Provided material.
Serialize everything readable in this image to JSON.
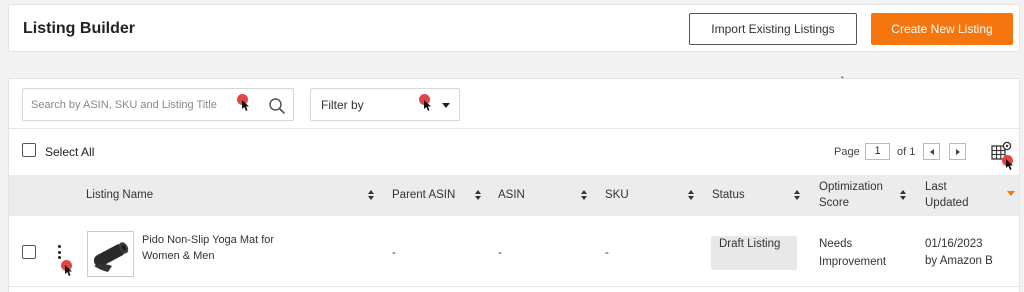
{
  "header": {
    "title": "Listing Builder",
    "import_label": "Import Existing Listings",
    "create_label": "Create New Listing"
  },
  "toolbar": {
    "search_placeholder": "Search by ASIN, SKU and Listing Title",
    "filter_label": "Filter by"
  },
  "list_controls": {
    "select_all_label": "Select All",
    "page_label": "Page",
    "page_value": "1",
    "of_label": "of 1"
  },
  "table": {
    "columns": [
      {
        "label": "Listing Name"
      },
      {
        "label": "Parent ASIN"
      },
      {
        "label": "ASIN"
      },
      {
        "label": "SKU"
      },
      {
        "label": "Status"
      },
      {
        "label": "Optimization Score"
      },
      {
        "label": "Last Updated"
      }
    ],
    "rows": [
      {
        "listing_name": "Pido Non-Slip Yoga Mat for Women & Men",
        "parent_asin": "-",
        "asin": "-",
        "sku": "-",
        "status": "Draft Listing",
        "optimization_score": "Needs Improvement",
        "last_updated_date": "01/16/2023",
        "last_updated_by": "by Amazon B"
      }
    ]
  },
  "colors": {
    "accent": "#f5760f",
    "marker": "#e04848"
  },
  "icons": [
    "search-icon",
    "chevron-down-icon",
    "chevron-left-icon",
    "chevron-right-icon",
    "column-settings-icon",
    "more-vertical-icon",
    "sort-icon",
    "sort-descending-icon",
    "product-thumbnail"
  ]
}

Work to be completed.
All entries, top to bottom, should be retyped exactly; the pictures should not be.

Answer below.
Serialize everything readable in this image to JSON.
{
  "header": {
    "title": "Listing Builder",
    "import_label": "Import Existing Listings",
    "create_label": "Create New Listing"
  },
  "toolbar": {
    "search_placeholder": "Search by ASIN, SKU and Listing Title",
    "filter_label": "Filter by"
  },
  "list_controls": {
    "select_all_label": "Select All",
    "page_label": "Page",
    "page_value": "1",
    "of_label": "of 1"
  },
  "table": {
    "columns": [
      {
        "label": "Listing Name"
      },
      {
        "label": "Parent ASIN"
      },
      {
        "label": "ASIN"
      },
      {
        "label": "SKU"
      },
      {
        "label": "Status"
      },
      {
        "label": "Optimization Score"
      },
      {
        "label": "Last Updated"
      }
    ],
    "rows": [
      {
        "listing_name": "Pido Non-Slip Yoga Mat for Women & Men",
        "parent_asin": "-",
        "asin": "-",
        "sku": "-",
        "status": "Draft Listing",
        "optimization_score": "Needs Improvement",
        "last_updated_date": "01/16/2023",
        "last_updated_by": "by Amazon B"
      }
    ]
  },
  "colors": {
    "accent": "#f5760f",
    "marker": "#e04848"
  },
  "icons": [
    "search-icon",
    "chevron-down-icon",
    "chevron-left-icon",
    "chevron-right-icon",
    "column-settings-icon",
    "more-vertical-icon",
    "sort-icon",
    "sort-descending-icon",
    "product-thumbnail"
  ]
}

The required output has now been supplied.